It was as if my life had ended–my pristine, self-built life was ruined. The other kids in the troop kept me at a distance. They berated me for my dad’s behavior. My dad was kicked out of the troop, of course, after the trip. But I couldn’t have my Boy Scout life back. It was all over.
Which was, in a sense, just all right. By that time, I’d taken to drink myself. I had friends who were 16 and could drive cars. We knew places in Kansas that would sell us beer. (The drinking age for beer in Kansas was 18 at the time.) Then, I turned 16 and could drive myself. I took up with a group of guys who would drive to Kansas and buy up a bunch of beer. We’d drive to the Mid-Continent Public Library at 77th and Prospect and put the beer in the back seat. The boys would climb in the trunk. Since I was the fat kid, I drove the car to the Fairyland Drive-In at 75th and Prospect and paid admission for myself.
The Fairyland showed only two kinds of movies at the time. They projected martial arts movies on one screen and porn on the other. We never went to the kung-fu movies.
I’d drive in, pick a spot, and sit in the driver’s seat for a minute. Then, I went and let the boys out of the trunk. It was our pastime: beer, cigarettes, and porn movies. We were 16 and 17. We did that every couple of weeks, regardless of season, for a couple of years.
It was a life I built on my own and it seemingly went against everything that my Catholic education was about. I couldn’t get a date. I was a failure with women. But I could drink and smoke. I could sit and watch people writhe around with each other. It was a life I made and one that my dad had nothing to do with.
When I moved out of the house at the age of 20, I really made life my own. I drank what I wanted when I wanted. I didn’t have to fear getting the daylights beat out of me when I came home. I didn’t face the shame of having a drunk berate me for drinking. I didn’t have to answer to anyone.
The distance between us only grew over the years. I sobered up, finally, at the age of 27. It was then that I had a chance to contemplate home life. I tried to approach my parents about it. They dodged the questions. My dad flew into a rage when I brought it up. I stayed angry with them until I just didn’t have it in me anymore.

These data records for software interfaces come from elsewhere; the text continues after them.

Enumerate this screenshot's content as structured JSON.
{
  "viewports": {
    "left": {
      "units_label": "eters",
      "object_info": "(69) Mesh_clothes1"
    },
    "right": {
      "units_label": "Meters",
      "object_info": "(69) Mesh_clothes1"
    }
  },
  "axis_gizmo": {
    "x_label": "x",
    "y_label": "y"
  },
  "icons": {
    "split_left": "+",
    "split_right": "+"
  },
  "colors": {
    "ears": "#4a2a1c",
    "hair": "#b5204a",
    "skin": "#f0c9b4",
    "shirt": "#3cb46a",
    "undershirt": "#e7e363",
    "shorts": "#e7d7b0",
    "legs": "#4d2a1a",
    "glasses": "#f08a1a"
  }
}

Now they are old. The mighty father, the man whose raised hand sent me cowering, moves about the house meekly. His memory is failing. He is weak physically. My mother takes care of him as she would a child.
The time for discussing the past is over. I suppose I could talk religion or politics around him now and he would have to put up with it. There is nothing he can do to me anymore.
So, in a way, my parents staying at my house, sleeping in my beds, and eating my food, is just and right. I have accepted our truncated relationship. Short of a miracle, we won’t ever have a conversation. But I have seen the mighty fall. I see myself in my father when I near 80. But I know that I’ll be talking to my kids. They will come to me for advice. They will take my guidance into consideration.
I suppose I can say that I learned a lot from my father. He gave me my work ethic. I have a firm sense of right and wrong. I know the value of loyalty, and my friends can attest to that.
I also learned how not to be a father and husband. I am gentle with others, listen to what they have to say, and show interest in other people because he could do none of these things. I don’t live in fear of him anymore, and the older he gets the more I understand that the time we have is limited. To cut myself off from others with moral and mental rigidity is to sever me from myself. I won’t have it.